These dovetail perfectly with the intent of CU.
Why is Fannie doing this? Why are there so many different algorithms? Why so many different AVM models? Fannie Mae, like everyone else that pours money into real estate is looking for ways to minimize risk. The entire real estate collapse that began in 2008 was all about risk management through commoditizing and offloading risk. Today, big players are on the hunt for technological ways to minimize and manage their exposure to loss. The first thing I was taught when I got into real estate in 1980 was that real estate was dynamic. Dynamic, meaning ever changing. Algorithmic tools embedded in AVMs and platforms like CU are trying to hedge the bets of their entities in residential real estate.
The big players would like to know about the future of residential values but the mechanism by which conventional residential valuation is built, is by looking backward. The dynamic nature of real estate makes it a moving target – every day. To CU, comparable sales closer to the effective date of value are important when the trend lines are pointing toward rapid appreciation or rapid decline. Conversely, sales going back twelve months are acceptable in a flat or stable market.
In either reality whatever the appraiser chooses as a comparable is always in the rear view mirror. Appraisers base the future trend upon events of the past.
Steven Wright the comedian said,
“I had a friend who asked me if I’d ever seen any pictures of him when he was younger. ALL of the pictures I had seen of him were when he was younger.”
Even if all of your comparable sales closed yesterday for an appraisal completed today, all of the sales would still be in the past. Imagine an appraiser completing a ten year DCF for the Twin Towers on September 10, 2001, with all of the assumptions that were reasonable on that day. What was the value of those reasonable assumptions on the following day?
What Do Residential Appraisers Need Now?
Regression analysis is here to stay. Because so many of us in the profession grew up with an intuitive approach to valuation, there’s a profound need for statistical education. Most of the residential appraisers in Illinois may only have a cursory understanding of regression techniques. You’ll need it to survive the data avalanche coming your way. You’ll need it to be able to defend your analysis and the risk scores that will be the result.
As for the brokerage business, there’s going be a need for more reliable listing information across Illinois. The days of haphazard reporting of GLA, room counts, baths, basement finishes, etc., need to come to an end. Too much is riding on data integrity.
Appraisers need to get in front of their lenders and brokers so as to educate them on the new reality that has become big data and analytics.
AMCs need to do more to educate their own panels.

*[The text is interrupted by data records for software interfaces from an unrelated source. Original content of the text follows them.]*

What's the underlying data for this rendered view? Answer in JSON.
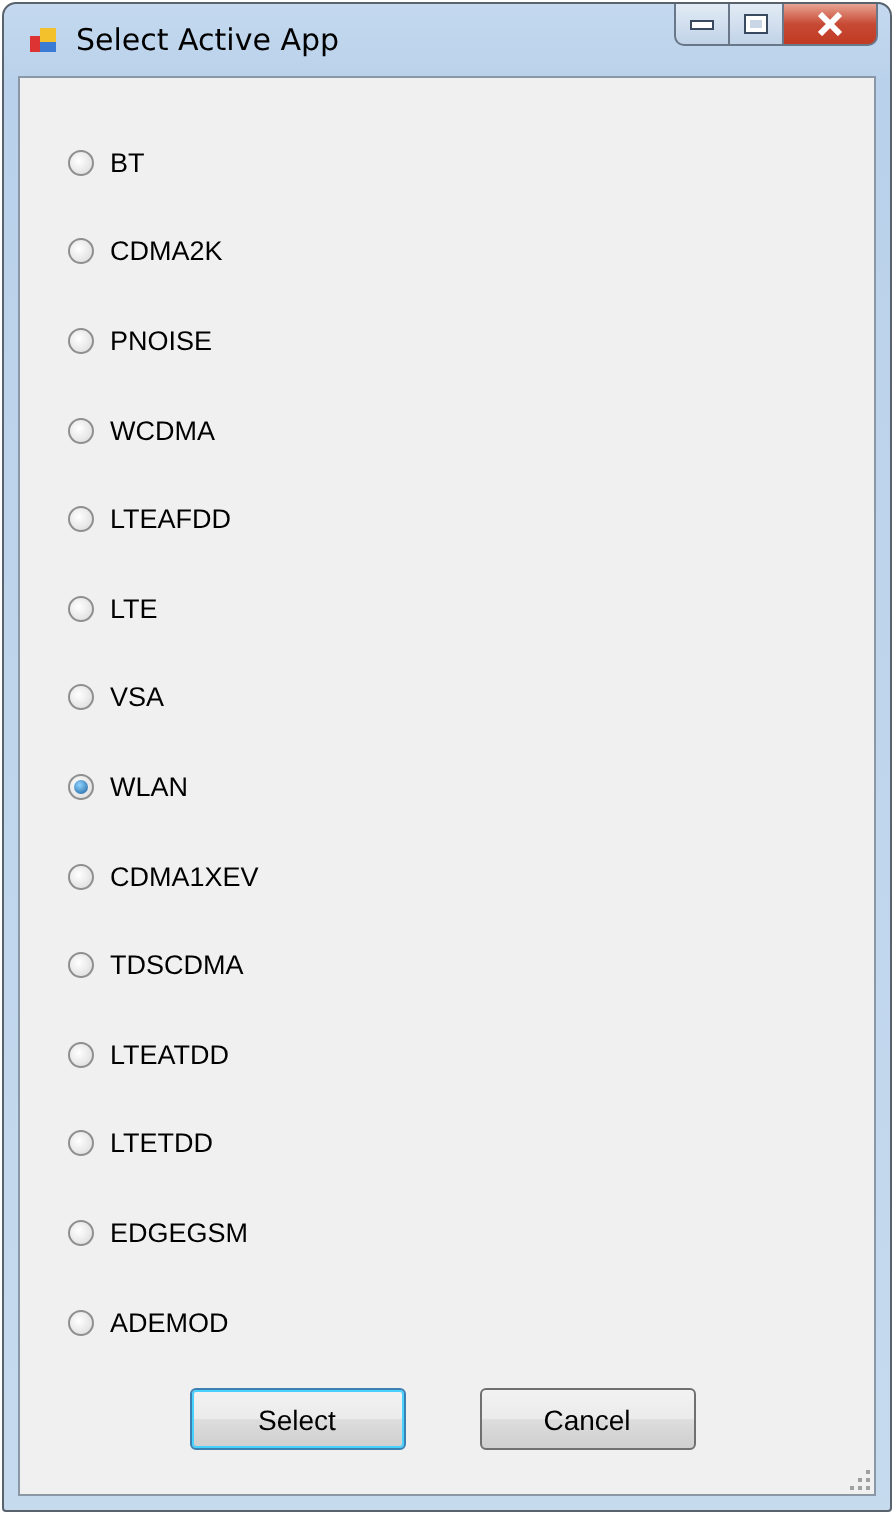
{
  "window": {
    "title": "Select Active App"
  },
  "options": [
    {
      "label": "BT",
      "selected": false
    },
    {
      "label": "CDMA2K",
      "selected": false
    },
    {
      "label": "PNOISE",
      "selected": false
    },
    {
      "label": "WCDMA",
      "selected": false
    },
    {
      "label": "LTEAFDD",
      "selected": false
    },
    {
      "label": "LTE",
      "selected": false
    },
    {
      "label": "VSA",
      "selected": false
    },
    {
      "label": "WLAN",
      "selected": true
    },
    {
      "label": "CDMA1XEV",
      "selected": false
    },
    {
      "label": "TDSCDMA",
      "selected": false
    },
    {
      "label": "LTEATDD",
      "selected": false
    },
    {
      "label": "LTETDD",
      "selected": false
    },
    {
      "label": "EDGEGSM",
      "selected": false
    },
    {
      "label": "ADEMOD",
      "selected": false
    }
  ],
  "buttons": [
    {
      "label": "Select",
      "default": true
    },
    {
      "label": "Cancel",
      "default": false
    }
  ]
}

By Brian Weaver, Coordinator Editor of IllinoisAppraiser, Appraisal Management Company Coordinator for the Illinois Department of Financial and Professional Regulation (IDFPR) – Illinois Appraiser Newsletters – Volume 8, Issue 1